Task => In your reply, restate all of the records below word for word.

====== Data

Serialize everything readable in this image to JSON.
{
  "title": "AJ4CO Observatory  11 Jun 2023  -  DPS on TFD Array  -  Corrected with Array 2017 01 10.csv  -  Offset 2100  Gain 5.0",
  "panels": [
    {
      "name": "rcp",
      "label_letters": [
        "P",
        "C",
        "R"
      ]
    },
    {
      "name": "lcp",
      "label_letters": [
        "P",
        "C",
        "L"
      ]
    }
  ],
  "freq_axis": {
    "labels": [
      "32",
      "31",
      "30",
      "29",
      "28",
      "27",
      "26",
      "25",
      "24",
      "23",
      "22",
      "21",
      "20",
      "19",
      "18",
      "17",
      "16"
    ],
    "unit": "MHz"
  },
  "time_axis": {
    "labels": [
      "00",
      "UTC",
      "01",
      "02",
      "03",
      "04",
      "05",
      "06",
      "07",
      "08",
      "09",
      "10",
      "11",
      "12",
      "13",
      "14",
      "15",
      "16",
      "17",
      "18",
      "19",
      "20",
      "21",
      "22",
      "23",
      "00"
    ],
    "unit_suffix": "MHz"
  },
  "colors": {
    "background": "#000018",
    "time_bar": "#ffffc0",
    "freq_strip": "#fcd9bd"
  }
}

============

Result of this task =>
Serialize everything readable in this image to JSON.
{
  "title": "AJ4CO Observatory  11 Jun 2023  -  DPS on TFD Array  -  Corrected with Array 2017 01 10.csv  -  Offset 2100  Gain 5.0",
  "panels": [
    {
      "name": "rcp",
      "label_letters": [
        "P",
        "C",
        "R"
      ]
    },
    {
      "name": "lcp",
      "label_letters": [
        "P",
        "C",
        "L"
      ]
    }
  ],
  "freq_axis": {
    "labels": [
      "32",
      "31",
      "30",
      "29",
      "28",
      "27",
      "26",
      "25",
      "24",
      "23",
      "22",
      "21",
      "20",
      "19",
      "18",
      "17",
      "16"
    ],
    "unit": "MHz"
  },
  "time_axis": {
    "labels": [
      "00",
      "UTC",
      "01",
      "02",
      "03",
      "04",
      "05",
      "06",
      "07",
      "08",
      "09",
      "10",
      "11",
      "12",
      "13",
      "14",
      "15",
      "16",
      "17",
      "18",
      "19",
      "20",
      "21",
      "22",
      "23",
      "00"
    ],
    "unit_suffix": "MHz"
  },
  "colors": {
    "background": "#000018",
    "time_bar": "#ffffc0",
    "freq_strip": "#fcd9bd"
  }
}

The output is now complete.